Problem to work on:
Set the entries below down again, please. Match them exactly.

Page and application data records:
=====

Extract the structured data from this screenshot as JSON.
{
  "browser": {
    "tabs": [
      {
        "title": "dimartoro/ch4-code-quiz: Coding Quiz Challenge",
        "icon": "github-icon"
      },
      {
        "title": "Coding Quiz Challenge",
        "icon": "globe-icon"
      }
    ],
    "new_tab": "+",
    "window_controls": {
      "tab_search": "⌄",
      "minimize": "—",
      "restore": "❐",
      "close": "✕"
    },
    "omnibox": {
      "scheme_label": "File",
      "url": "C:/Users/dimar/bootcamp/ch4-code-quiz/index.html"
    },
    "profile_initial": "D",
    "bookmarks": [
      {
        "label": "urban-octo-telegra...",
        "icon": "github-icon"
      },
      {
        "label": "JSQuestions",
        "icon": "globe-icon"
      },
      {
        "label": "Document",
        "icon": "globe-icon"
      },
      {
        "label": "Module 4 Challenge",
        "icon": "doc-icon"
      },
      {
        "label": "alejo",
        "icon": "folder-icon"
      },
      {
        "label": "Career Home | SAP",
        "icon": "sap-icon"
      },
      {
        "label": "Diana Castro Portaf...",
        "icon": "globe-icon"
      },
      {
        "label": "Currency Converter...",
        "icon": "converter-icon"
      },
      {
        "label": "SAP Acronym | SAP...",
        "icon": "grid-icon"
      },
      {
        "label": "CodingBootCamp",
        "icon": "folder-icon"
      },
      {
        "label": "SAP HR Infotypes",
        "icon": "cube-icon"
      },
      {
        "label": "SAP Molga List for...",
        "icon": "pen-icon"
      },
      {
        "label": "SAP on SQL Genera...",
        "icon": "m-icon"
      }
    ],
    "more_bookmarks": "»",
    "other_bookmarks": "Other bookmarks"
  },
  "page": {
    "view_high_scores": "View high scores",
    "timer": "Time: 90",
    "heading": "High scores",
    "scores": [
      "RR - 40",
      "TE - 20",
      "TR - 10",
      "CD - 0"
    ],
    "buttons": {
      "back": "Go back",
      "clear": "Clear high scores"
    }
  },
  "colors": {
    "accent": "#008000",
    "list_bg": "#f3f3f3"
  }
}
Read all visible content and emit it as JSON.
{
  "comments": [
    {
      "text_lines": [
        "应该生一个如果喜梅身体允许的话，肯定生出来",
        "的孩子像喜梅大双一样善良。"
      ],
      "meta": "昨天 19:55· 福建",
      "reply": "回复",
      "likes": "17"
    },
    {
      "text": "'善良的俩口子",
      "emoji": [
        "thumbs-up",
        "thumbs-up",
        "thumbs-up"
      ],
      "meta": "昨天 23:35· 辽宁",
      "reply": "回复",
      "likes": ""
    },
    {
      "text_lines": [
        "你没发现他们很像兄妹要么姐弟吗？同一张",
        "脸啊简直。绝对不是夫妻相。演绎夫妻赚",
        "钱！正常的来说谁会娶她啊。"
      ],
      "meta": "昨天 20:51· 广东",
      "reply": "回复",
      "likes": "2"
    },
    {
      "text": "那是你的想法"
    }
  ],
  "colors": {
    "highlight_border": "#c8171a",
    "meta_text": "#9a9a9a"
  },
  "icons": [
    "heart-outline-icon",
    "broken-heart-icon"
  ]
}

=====

Your response:
Extract the structured data from this screenshot as JSON.
{
  "browser": {
    "tabs": [
      {
        "title": "dimartoro/ch4-code-quiz: Coding Quiz Challenge",
        "icon": "github-icon"
      },
      {
        "title": "Coding Quiz Challenge",
        "icon": "globe-icon"
      }
    ],
    "new_tab": "+",
    "window_controls": {
      "tab_search": "⌄",
      "minimize": "—",
      "restore": "❐",
      "close": "✕"
    },
    "omnibox": {
      "scheme_label": "File",
      "url": "C:/Users/dimar/bootcamp/ch4-code-quiz/index.html"
    },
    "profile_initial": "D",
    "bookmarks": [
      {
        "label": "urban-octo-telegra...",
        "icon": "github-icon"
      },
      {
        "label": "JSQuestions",
        "icon": "globe-icon"
      },
      {
        "label": "Document",
        "icon": "globe-icon"
      },
      {
        "label": "Module 4 Challenge",
        "icon": "doc-icon"
      },
      {
        "label": "alejo",
        "icon": "folder-icon"
      },
      {
        "label": "Career Home | SAP",
        "icon": "sap-icon"
      },
      {
        "label": "Diana Castro Portaf...",
        "icon": "globe-icon"
      },
      {
        "label": "Currency Converter...",
        "icon": "converter-icon"
      },
      {
        "label": "SAP Acronym | SAP...",
        "icon": "grid-icon"
      },
      {
        "label": "CodingBootCamp",
        "icon": "folder-icon"
      },
      {
        "label": "SAP HR Infotypes",
        "icon": "cube-icon"
      },
      {
        "label": "SAP Molga List for...",
        "icon": "pen-icon"
      },
      {
        "label": "SAP on SQL Genera...",
        "icon": "m-icon"
      }
    ],
    "more_bookmarks": "»",
    "other_bookmarks": "Other bookmarks"
  },
  "page": {
    "view_high_scores": "View high scores",
    "timer": "Time: 90",
    "heading": "High scores",
    "scores": [
      "RR - 40",
      "TE - 20",
      "TR - 10",
      "CD - 0"
    ],
    "buttons": {
      "back": "Go back",
      "clear": "Clear high scores"
    }
  },
  "colors": {
    "accent": "#008000",
    "list_bg": "#f3f3f3"
  }
}
Read all visible content and emit it as JSON.
{
  "comments": [
    {
      "text_lines": [
        "应该生一个如果喜梅身体允许的话，肯定生出来",
        "的孩子像喜梅大双一样善良。"
      ],
      "meta": "昨天 19:55· 福建",
      "reply": "回复",
      "likes": "17"
    },
    {
      "text": "'善良的俩口子",
      "emoji": [
        "thumbs-up",
        "thumbs-up",
        "thumbs-up"
      ],
      "meta": "昨天 23:35· 辽宁",
      "reply": "回复",
      "likes": ""
    },
    {
      "text_lines": [
        "你没发现他们很像兄妹要么姐弟吗？同一张",
        "脸啊简直。绝对不是夫妻相。演绎夫妻赚",
        "钱！正常的来说谁会娶她啊。"
      ],
      "meta": "昨天 20:51· 广东",
      "reply": "回复",
      "likes": "2"
    },
    {
      "text": "那是你的想法"
    }
  ],
  "colors": {
    "highlight_border": "#c8171a",
    "meta_text": "#9a9a9a"
  },
  "icons": [
    "heart-outline-icon",
    "broken-heart-icon"
  ]
}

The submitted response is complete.